[Dataset excerpts]
---
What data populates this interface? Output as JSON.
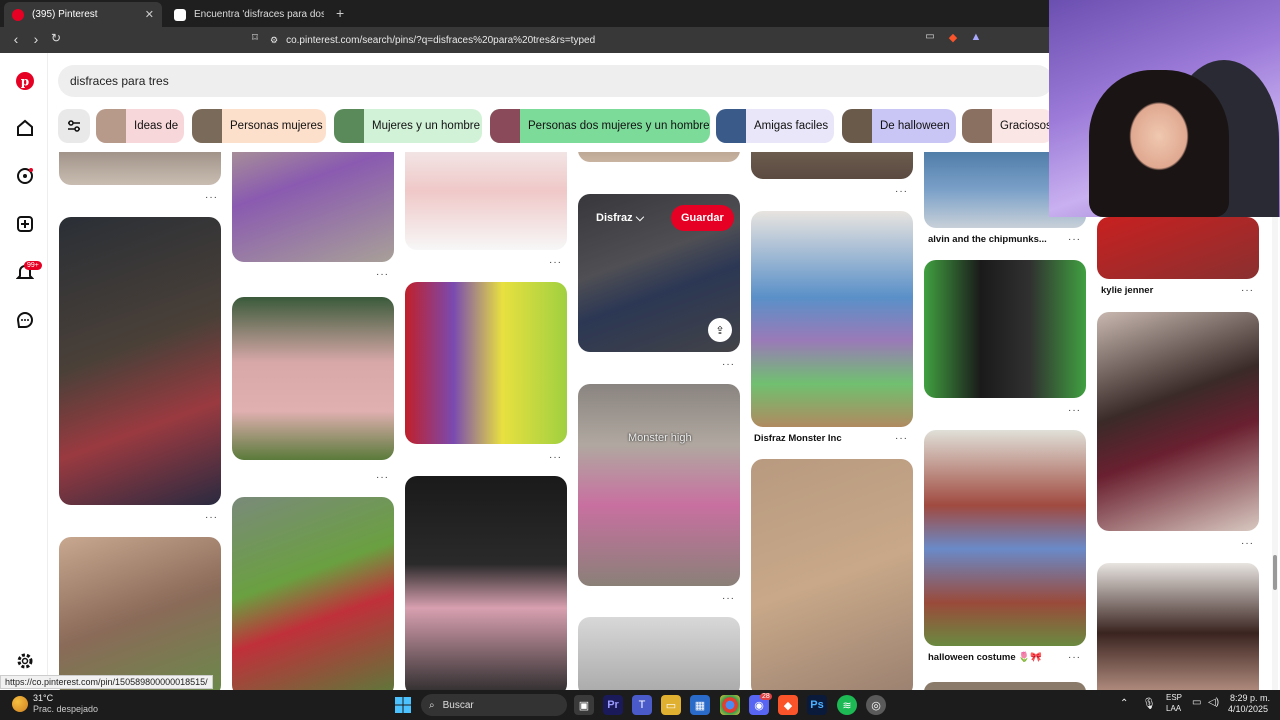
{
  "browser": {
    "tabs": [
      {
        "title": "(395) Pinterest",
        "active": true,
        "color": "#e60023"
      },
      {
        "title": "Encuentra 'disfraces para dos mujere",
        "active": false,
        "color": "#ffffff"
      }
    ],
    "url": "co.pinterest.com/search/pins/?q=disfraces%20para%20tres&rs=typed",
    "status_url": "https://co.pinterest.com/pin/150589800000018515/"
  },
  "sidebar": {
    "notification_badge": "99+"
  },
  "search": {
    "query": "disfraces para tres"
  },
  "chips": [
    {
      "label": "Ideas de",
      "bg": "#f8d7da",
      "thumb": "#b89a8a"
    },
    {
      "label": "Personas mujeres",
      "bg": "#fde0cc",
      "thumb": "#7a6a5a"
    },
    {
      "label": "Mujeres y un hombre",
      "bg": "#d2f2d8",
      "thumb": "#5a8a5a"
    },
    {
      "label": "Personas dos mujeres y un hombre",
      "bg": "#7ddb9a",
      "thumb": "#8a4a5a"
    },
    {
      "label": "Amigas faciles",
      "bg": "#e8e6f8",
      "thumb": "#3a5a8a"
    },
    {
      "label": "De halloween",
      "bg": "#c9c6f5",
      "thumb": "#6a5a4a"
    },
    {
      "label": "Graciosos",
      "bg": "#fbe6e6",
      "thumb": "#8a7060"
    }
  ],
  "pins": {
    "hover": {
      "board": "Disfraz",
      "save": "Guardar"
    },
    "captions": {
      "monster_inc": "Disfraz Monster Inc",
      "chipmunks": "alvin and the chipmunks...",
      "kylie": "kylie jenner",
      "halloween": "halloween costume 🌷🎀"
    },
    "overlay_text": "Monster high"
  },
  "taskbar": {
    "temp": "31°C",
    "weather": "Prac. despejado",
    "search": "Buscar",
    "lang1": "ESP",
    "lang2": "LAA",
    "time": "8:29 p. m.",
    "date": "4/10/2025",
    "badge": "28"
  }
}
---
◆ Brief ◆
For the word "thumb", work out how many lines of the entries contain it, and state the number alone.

◆ Answer area ◆
7